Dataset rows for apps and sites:
···

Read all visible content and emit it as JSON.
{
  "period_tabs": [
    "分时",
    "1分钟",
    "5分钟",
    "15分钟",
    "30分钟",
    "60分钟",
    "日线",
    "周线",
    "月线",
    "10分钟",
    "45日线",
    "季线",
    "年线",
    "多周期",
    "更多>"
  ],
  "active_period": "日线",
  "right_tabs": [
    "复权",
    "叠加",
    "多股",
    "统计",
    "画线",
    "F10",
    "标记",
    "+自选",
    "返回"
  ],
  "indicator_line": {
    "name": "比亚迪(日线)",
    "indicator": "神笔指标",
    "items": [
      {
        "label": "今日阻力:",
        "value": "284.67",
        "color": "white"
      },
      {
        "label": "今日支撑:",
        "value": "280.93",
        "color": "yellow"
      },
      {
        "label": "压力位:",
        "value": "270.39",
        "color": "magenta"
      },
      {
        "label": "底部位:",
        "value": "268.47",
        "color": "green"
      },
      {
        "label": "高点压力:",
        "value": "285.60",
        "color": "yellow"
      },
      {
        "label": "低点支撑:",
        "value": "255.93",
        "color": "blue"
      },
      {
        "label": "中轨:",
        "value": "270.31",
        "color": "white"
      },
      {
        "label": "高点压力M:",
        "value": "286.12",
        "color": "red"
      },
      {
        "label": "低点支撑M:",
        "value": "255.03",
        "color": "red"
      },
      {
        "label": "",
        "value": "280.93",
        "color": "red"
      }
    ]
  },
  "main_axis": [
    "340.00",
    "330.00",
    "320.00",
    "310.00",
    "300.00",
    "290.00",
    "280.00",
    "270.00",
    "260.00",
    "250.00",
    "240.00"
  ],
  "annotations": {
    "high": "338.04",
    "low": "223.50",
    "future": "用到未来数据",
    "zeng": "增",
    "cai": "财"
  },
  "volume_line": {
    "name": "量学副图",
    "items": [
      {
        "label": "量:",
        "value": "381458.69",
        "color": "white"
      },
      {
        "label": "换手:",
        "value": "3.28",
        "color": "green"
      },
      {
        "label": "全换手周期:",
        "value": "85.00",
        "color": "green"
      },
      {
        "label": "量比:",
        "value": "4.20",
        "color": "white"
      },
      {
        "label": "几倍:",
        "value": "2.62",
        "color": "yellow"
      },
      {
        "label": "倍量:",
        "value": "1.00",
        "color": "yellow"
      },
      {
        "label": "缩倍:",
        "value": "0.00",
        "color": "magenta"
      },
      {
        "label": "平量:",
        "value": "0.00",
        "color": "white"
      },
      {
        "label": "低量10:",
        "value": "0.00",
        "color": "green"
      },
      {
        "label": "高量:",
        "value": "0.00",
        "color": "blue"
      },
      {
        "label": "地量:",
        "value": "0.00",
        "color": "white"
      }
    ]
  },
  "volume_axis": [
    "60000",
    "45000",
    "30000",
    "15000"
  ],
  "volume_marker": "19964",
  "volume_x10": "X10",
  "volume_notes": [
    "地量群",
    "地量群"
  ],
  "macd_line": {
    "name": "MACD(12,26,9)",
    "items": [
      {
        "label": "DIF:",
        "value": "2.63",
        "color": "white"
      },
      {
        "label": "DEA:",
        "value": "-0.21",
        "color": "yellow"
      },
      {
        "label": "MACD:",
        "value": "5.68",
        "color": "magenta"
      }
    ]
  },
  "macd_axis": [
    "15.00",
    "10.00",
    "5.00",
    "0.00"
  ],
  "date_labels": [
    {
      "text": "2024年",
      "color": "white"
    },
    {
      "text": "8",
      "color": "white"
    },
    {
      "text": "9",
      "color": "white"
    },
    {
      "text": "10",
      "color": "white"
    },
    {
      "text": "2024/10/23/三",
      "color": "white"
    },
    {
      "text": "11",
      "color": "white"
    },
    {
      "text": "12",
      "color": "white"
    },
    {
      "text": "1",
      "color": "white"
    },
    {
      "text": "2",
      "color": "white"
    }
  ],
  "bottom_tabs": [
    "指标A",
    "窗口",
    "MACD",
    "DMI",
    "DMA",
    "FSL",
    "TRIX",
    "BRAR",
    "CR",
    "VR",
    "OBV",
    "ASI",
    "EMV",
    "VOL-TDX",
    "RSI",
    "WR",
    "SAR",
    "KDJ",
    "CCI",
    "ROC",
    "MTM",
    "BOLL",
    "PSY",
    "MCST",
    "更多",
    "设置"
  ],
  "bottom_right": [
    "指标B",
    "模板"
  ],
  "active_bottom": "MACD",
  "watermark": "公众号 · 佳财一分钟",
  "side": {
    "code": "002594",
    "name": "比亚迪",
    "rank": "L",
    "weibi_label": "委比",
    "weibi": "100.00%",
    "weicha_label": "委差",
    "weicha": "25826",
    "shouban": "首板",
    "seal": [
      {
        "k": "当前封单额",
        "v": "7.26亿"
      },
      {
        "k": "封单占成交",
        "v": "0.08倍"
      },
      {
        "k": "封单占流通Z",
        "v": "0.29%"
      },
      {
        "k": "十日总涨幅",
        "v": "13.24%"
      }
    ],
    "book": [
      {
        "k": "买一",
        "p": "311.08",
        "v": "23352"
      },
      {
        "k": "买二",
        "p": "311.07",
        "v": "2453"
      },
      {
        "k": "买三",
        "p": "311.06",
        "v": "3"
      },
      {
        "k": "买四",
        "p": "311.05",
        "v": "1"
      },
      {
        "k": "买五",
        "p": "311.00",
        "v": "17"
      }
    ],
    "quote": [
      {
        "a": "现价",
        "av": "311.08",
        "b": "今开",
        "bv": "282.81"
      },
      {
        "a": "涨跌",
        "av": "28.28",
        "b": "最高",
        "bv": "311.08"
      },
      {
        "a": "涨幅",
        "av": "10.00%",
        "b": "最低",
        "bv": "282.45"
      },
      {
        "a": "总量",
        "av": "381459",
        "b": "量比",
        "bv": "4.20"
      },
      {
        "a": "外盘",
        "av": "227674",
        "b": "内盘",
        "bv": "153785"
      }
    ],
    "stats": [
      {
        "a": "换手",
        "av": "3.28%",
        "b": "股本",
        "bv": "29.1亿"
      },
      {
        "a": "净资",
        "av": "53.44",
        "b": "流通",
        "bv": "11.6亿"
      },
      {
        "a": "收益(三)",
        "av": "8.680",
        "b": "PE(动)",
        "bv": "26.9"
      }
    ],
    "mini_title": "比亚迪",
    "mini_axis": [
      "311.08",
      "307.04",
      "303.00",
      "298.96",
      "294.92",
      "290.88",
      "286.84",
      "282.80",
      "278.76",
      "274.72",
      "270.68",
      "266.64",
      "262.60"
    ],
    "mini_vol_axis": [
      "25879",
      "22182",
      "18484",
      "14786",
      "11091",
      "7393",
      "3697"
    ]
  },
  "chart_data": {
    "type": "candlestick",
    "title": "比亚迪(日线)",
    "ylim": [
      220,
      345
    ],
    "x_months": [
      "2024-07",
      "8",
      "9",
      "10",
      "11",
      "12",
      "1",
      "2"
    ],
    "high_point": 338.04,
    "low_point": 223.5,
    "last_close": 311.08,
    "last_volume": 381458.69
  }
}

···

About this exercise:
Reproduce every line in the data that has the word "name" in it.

Output below:
    "name": "比亚迪(日线)",
    "name": "量学副图",
    "name": "MACD(12,26,9)",
    "name": "比亚迪",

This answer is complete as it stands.